[[ Records shown, beginning ]]
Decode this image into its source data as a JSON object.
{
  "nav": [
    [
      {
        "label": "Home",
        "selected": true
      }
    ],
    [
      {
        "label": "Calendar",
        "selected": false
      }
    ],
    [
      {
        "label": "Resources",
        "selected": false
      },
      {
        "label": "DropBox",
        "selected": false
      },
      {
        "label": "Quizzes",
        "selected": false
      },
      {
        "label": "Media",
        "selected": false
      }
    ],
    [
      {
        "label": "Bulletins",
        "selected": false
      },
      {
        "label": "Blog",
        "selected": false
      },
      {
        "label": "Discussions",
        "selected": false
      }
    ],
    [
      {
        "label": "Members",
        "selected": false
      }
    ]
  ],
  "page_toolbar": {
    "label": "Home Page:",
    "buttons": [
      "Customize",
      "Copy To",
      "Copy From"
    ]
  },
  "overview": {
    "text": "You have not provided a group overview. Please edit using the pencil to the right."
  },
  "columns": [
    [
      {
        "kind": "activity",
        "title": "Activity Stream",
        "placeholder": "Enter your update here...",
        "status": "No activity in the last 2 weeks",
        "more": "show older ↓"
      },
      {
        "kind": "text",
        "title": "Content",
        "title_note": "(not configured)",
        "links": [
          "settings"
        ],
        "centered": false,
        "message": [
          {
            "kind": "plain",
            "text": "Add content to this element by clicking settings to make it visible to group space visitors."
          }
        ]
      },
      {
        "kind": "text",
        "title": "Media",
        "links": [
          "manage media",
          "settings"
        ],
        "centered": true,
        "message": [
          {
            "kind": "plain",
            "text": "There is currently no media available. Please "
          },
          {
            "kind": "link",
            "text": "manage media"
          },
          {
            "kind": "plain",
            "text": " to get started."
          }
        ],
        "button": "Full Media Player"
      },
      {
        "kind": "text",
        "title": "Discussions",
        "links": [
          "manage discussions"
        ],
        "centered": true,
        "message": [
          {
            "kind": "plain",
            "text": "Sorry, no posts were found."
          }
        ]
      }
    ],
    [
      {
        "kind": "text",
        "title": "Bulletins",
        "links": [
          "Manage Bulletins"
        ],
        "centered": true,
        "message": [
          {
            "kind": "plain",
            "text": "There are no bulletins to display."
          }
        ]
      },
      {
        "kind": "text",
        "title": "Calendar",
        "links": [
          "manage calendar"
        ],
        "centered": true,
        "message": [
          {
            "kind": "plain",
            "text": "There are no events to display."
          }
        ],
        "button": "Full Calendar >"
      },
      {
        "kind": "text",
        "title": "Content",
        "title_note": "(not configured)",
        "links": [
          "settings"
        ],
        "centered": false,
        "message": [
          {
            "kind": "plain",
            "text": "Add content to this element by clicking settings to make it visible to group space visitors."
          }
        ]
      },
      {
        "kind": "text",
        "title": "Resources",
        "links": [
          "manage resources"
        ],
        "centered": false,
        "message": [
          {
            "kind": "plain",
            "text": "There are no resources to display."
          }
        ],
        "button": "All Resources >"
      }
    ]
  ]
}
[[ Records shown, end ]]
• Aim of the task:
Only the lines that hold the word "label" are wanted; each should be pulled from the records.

• Reply:
        "label": "Home",
        "label": "Calendar",
        "label": "Resources",
        "label": "DropBox",
        "label": "Quizzes",
        "label": "Media",
        "label": "Bulletins",
        "label": "Blog",
        "label": "Discussions",
        "label": "Members",
    "label": "Home Page:",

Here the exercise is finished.